Each night ends in the early morning. Folks spill out of the Superdome slew footed and spent, crossing the street slow against the red light. Back on Canal, the line at Popeye’s snakes out the door.
* * *
Come Monday morning, the hotel lobby is quiet and Canal street feels wide again. In a few days, the rain will come. The weekend’s fairydust lingers and there’s a tinge of sadness in the acceptance that life must go on. There’s so much I didn’t do; hell, I barely got to Bourbon street where for a few minutes I watched young men drum in the center of circles. Still, I’m fortified. I stood thisclose to Raphael Saadiq while he sang “Still Ray” at an intimate jam session, and was wowed by Ledisi and Mumu Fresh. I previewed the riveting first thirteen minutes of Queen & Slim, the new film by Melina Matsoukas and Lena Waithe. I breathed the same air as Cicely Tyson and watched the 94-year-old recite Langston Hughes’ “The Negro Speaks of Rivers.”

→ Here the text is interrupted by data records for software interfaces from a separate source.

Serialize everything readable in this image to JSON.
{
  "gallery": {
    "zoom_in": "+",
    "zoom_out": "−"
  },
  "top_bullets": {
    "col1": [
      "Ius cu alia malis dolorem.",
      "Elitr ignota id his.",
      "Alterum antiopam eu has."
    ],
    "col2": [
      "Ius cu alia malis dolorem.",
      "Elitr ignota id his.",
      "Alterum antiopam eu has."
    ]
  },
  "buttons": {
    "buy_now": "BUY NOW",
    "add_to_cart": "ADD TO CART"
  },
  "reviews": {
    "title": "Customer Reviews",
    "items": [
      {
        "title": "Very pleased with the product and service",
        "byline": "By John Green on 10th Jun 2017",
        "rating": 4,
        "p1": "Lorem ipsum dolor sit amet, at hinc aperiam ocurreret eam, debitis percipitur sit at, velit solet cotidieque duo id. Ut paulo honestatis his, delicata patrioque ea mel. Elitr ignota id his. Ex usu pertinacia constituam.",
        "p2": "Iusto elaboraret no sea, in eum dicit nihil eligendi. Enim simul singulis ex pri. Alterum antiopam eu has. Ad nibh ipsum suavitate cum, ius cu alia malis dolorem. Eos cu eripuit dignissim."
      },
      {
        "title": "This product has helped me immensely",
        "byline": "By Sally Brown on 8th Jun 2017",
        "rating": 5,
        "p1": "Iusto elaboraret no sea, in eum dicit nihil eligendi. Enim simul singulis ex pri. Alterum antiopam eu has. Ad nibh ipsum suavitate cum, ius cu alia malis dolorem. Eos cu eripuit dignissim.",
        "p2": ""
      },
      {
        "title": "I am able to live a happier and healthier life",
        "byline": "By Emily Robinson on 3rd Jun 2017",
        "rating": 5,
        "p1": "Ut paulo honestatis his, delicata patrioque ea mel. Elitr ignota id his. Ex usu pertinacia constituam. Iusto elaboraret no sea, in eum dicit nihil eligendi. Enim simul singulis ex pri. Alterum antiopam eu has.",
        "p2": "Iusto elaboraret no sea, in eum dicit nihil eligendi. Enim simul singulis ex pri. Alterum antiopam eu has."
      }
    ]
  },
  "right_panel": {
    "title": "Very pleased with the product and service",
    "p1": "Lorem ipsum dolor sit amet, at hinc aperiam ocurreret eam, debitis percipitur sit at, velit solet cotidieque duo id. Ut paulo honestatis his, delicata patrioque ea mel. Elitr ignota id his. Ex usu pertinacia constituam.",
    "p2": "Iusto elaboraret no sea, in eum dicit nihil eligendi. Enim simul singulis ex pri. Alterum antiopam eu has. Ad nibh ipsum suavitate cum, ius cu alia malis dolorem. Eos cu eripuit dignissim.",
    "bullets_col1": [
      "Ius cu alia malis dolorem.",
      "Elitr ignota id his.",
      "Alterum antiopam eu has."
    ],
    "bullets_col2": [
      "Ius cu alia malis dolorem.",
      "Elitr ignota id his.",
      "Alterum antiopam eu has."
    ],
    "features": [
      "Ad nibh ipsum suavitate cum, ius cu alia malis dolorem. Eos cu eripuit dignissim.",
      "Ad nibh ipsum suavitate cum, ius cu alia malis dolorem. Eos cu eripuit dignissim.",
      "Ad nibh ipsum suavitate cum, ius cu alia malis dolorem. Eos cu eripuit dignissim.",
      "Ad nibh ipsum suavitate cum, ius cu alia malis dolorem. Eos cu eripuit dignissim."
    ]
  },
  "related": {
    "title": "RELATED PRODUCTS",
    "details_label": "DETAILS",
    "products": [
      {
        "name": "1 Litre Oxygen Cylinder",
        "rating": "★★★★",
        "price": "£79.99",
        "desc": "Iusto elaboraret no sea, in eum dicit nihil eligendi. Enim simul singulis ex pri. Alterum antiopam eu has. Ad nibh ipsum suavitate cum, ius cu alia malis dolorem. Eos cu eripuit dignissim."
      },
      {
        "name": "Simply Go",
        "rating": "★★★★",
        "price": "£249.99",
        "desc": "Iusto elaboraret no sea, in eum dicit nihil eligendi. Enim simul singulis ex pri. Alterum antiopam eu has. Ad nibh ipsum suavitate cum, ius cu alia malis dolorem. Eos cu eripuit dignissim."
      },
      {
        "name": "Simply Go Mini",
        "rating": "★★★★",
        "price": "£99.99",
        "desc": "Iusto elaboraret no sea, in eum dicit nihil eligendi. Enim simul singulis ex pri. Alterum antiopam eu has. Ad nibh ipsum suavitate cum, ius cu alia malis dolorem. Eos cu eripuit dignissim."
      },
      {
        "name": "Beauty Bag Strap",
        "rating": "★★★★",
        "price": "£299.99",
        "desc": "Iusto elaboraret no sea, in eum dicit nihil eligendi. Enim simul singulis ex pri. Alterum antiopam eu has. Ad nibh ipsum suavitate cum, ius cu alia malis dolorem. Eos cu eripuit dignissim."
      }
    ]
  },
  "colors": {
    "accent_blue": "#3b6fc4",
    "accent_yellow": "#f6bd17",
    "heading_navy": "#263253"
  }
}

God knows I needed this weekend. I needed the cocktails, the thundering bass. I needed the African prints, the custom Dapper Dan jacket, the pretty sundresses and bold bodysuits. I needed to swag surf with strangers. I needed the warm embrace that is the Essence Fest experience, especially living in a nation where some would sooner snuff out our light than see us shine. I needed that Blackety Black feeling that lets you know we gone be alright. Tuck it in my bra like money.